Filter these entries so that only lines with the word "icon" remain.

* _Information shown_
Content starts

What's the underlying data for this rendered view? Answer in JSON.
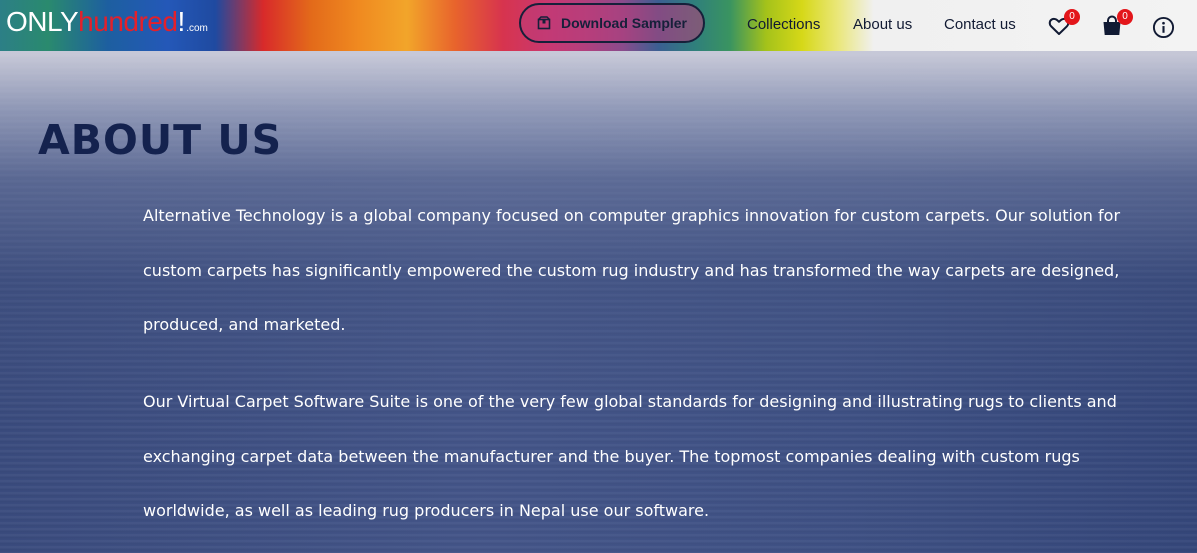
{
  "header": {
    "logo": {
      "part1": "ONLY",
      "part2": "hundred",
      "part3": "!",
      "suffix": ".com"
    },
    "sampler_button": {
      "label": "Download Sampler",
      "icon": "package-icon"
    },
    "nav": [
      {
        "label": "Collections"
      },
      {
        "label": "About us"
      },
      {
        "label": "Contact us"
      }
    ],
    "wishlist": {
      "icon": "heart-icon",
      "count": "0"
    },
    "cart": {
      "icon": "shopping-bag-icon",
      "count": "0"
    },
    "info": {
      "icon": "info-icon"
    }
  },
  "main": {
    "title": "ABOUT US",
    "paragraphs": [
      "Alternative Technology is a global company focused on computer graphics innovation for custom carpets. Our solution for custom carpets has significantly empowered the custom rug industry and has transformed the way carpets are designed, produced, and marketed.",
      "Our Virtual Carpet Software Suite is one of the very few global standards for designing and illustrating rugs to clients and exchanging carpet data between the manufacturer and the buyer. The topmost companies dealing with custom rugs worldwide, as well as leading rug producers in Nepal use our software."
    ]
  },
  "colors": {
    "title": "#14224e",
    "badge": "#e3161b",
    "logo_accent": "#e4202a",
    "nav_text": "#111a33"
  }
}
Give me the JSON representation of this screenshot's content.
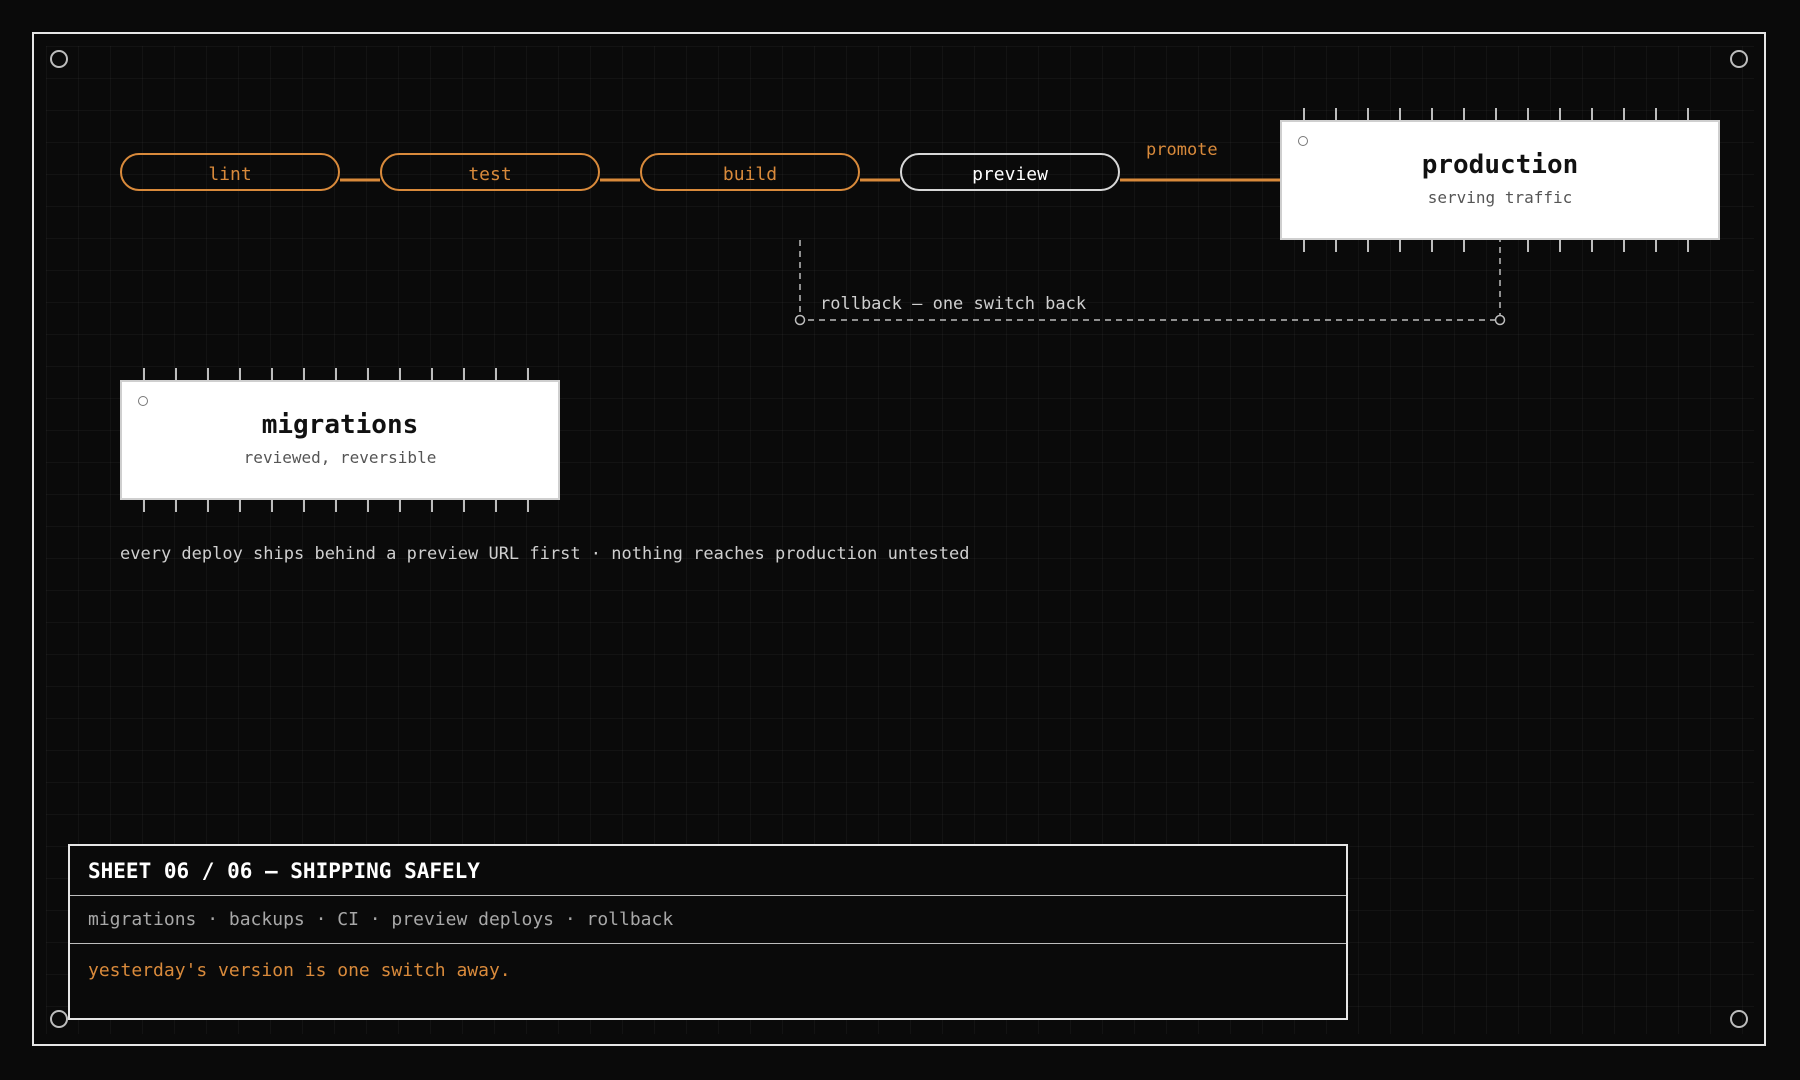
{
  "pipeline": {
    "stages": [
      {
        "label": "lint"
      },
      {
        "label": "test"
      },
      {
        "label": "build"
      },
      {
        "label": "preview"
      }
    ],
    "promote_label": "promote",
    "rollback_label": "rollback — one switch back"
  },
  "production": {
    "title": "production",
    "subtitle": "serving traffic"
  },
  "migrations": {
    "title": "migrations",
    "subtitle": "reviewed, reversible"
  },
  "caption": "every deploy ships behind a preview URL first · nothing reaches production untested",
  "sheet": {
    "title": "SHEET 06 / 06 — SHIPPING SAFELY",
    "topics": "migrations · backups · CI · preview deploys · rollback",
    "tagline": "yesterday's version is one switch away."
  },
  "colors": {
    "accent": "#d98a3b",
    "background": "#0a0a0a",
    "chip": "#ffffff"
  }
}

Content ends

* _Answer box_
      "icon": "package-icon"
      "icon": "heart-icon",
      "icon": "shopping-bag-icon",
      "icon": "info-icon"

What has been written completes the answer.